**Description of the task**
The answer should consist of each line from the data below that includes "pinterest".

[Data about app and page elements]
**********
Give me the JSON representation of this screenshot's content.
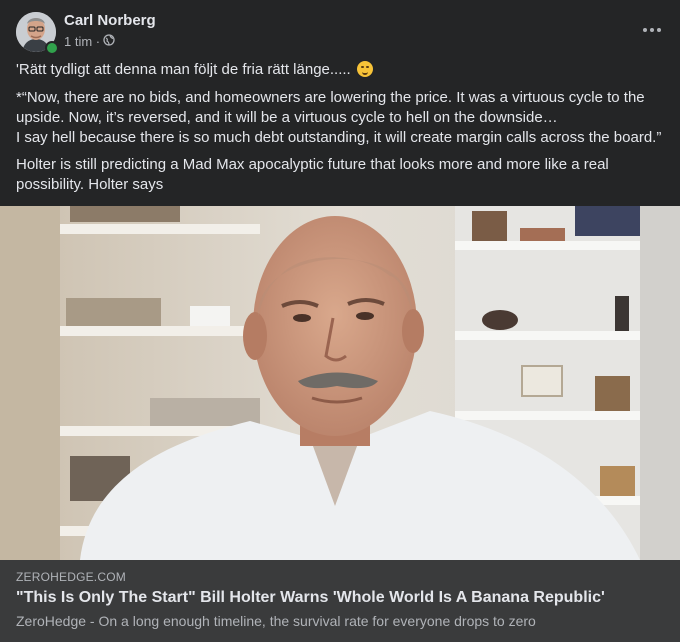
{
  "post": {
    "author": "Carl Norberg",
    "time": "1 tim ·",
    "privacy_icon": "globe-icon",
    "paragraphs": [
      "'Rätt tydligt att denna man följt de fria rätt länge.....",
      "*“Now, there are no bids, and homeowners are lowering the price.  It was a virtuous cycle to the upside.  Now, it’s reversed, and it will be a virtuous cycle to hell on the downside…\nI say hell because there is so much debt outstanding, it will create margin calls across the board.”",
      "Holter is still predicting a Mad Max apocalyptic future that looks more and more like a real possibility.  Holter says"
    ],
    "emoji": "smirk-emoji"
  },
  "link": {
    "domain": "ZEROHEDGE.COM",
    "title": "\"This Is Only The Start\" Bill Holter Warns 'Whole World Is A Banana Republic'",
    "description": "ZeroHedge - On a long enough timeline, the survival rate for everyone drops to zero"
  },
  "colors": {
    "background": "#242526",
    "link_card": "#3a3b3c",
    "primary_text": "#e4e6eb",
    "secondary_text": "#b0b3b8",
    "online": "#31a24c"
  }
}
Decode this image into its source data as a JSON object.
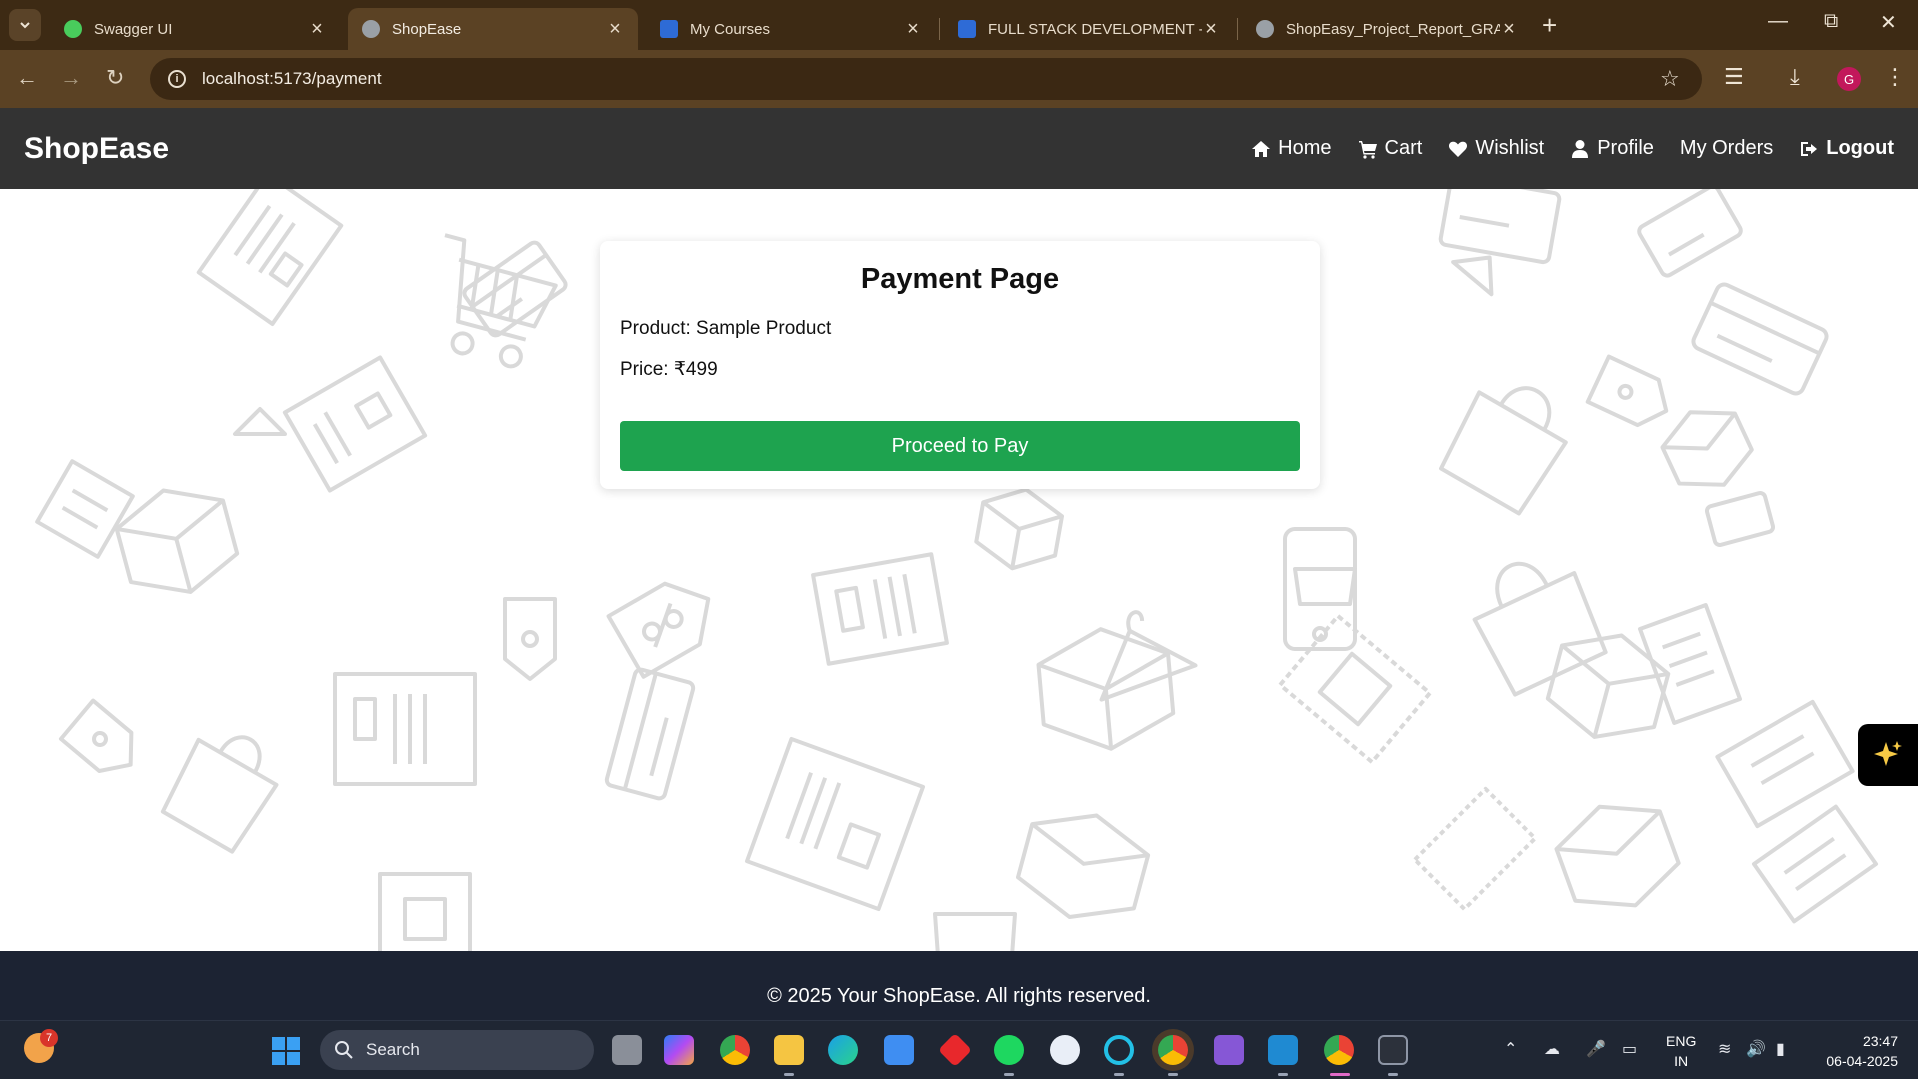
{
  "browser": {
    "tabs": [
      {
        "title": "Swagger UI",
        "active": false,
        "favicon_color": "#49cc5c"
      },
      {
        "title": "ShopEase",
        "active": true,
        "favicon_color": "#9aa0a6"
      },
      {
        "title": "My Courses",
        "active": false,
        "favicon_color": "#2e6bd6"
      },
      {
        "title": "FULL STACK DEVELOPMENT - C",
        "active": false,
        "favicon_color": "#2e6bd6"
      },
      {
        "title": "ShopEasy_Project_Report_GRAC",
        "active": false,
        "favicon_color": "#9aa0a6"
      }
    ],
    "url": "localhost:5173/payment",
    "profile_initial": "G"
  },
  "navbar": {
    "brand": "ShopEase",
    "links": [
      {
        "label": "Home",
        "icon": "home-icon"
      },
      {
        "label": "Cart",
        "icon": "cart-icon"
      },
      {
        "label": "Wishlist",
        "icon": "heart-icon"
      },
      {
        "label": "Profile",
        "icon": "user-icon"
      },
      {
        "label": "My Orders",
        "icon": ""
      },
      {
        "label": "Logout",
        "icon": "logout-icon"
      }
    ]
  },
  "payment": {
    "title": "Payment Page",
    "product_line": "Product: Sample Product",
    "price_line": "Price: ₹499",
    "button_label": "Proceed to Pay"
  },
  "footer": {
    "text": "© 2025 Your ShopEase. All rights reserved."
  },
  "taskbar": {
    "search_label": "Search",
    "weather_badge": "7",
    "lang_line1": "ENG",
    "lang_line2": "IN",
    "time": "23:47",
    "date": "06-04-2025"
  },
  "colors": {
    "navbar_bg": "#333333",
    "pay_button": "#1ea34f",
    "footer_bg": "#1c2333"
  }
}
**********
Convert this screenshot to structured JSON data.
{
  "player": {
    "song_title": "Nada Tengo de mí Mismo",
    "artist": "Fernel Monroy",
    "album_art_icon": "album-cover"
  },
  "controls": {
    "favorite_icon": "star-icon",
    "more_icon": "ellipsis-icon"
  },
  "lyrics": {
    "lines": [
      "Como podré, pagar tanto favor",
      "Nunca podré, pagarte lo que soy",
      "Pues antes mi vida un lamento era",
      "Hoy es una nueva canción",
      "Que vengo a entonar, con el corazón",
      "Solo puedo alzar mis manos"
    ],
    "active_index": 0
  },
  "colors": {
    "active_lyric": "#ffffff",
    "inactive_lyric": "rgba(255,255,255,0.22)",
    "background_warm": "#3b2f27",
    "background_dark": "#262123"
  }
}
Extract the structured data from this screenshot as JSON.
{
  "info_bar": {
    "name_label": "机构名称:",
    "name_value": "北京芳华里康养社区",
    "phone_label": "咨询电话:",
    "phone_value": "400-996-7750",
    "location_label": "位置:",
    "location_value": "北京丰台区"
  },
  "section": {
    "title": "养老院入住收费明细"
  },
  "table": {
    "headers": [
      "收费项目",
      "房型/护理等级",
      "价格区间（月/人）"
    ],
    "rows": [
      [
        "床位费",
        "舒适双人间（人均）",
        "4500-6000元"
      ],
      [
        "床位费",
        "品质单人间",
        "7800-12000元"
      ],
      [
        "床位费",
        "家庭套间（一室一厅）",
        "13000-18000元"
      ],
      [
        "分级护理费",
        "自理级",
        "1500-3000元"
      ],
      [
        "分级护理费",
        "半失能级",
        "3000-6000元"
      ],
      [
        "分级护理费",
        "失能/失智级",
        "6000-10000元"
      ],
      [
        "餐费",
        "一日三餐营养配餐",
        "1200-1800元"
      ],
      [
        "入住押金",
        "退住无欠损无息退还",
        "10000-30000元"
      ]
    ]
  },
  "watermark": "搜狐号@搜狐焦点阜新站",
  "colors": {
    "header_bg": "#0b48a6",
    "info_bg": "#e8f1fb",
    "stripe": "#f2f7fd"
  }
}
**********
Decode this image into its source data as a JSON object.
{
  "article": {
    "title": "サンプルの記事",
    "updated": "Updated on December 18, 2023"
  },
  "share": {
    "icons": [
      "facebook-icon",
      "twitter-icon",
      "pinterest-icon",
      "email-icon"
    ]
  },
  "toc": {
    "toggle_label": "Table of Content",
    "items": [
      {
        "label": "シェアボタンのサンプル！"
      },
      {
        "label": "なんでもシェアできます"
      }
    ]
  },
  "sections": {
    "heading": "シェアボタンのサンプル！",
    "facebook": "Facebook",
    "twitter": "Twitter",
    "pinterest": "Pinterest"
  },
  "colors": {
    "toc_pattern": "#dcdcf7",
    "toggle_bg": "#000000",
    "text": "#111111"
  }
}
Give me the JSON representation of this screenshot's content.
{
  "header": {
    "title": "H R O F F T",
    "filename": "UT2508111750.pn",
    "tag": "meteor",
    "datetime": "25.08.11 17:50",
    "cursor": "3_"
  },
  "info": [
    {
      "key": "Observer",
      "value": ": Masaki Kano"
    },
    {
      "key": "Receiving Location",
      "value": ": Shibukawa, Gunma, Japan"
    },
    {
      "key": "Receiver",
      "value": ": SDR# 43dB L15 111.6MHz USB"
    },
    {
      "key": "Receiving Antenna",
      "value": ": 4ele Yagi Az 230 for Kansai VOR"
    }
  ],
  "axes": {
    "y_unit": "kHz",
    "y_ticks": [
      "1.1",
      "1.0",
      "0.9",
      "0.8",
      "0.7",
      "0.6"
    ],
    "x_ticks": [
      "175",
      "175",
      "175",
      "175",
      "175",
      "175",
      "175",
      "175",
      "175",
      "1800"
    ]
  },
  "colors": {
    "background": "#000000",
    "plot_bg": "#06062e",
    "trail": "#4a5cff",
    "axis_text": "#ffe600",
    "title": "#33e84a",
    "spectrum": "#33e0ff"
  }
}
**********
**Exercise result**
      "pinterest-icon",
    "pinterest": "Pinterest"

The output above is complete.